A single figure is required: the number of lines in the data below that hold the word "JSON".

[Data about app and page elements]

╔══

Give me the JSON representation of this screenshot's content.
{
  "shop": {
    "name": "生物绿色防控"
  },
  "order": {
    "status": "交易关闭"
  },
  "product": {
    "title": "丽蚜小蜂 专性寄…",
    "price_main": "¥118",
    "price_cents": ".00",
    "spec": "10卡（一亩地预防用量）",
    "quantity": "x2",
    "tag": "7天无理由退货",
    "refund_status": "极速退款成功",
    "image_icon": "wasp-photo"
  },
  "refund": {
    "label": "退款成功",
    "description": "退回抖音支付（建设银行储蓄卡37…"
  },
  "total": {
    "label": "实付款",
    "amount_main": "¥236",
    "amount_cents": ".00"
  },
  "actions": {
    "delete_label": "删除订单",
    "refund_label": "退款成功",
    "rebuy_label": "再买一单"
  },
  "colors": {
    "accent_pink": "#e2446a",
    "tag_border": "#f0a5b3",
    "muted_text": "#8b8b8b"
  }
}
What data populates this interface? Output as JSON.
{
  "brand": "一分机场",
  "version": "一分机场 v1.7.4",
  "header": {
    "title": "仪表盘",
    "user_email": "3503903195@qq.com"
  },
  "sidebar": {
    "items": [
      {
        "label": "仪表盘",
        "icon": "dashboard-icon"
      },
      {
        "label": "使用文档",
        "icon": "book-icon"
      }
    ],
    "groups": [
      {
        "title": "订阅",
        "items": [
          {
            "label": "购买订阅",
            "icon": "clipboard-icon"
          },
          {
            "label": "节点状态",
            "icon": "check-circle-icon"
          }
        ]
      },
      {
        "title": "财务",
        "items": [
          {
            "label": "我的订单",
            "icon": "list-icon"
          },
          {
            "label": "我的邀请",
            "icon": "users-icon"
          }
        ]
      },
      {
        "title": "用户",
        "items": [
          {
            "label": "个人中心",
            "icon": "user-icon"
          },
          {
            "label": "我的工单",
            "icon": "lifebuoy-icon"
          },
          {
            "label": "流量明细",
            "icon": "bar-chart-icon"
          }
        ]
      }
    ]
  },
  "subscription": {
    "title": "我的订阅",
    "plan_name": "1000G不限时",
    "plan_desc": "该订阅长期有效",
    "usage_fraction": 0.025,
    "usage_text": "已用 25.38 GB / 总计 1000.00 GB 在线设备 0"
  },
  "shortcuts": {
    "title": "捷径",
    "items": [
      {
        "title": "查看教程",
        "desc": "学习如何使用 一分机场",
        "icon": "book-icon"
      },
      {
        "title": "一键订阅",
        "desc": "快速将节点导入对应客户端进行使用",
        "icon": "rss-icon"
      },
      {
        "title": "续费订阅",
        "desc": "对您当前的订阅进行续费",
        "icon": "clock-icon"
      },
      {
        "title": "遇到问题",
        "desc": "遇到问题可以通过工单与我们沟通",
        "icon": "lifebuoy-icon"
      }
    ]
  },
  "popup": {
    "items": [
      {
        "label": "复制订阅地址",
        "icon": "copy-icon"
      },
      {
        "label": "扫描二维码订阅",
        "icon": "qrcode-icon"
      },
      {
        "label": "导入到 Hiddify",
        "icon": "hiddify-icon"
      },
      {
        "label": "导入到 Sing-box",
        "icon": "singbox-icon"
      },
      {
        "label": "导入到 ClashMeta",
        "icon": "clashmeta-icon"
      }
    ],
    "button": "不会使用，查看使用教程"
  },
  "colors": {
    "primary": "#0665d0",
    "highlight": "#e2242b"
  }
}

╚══

OUTPUT OF THE EXERCISE. 2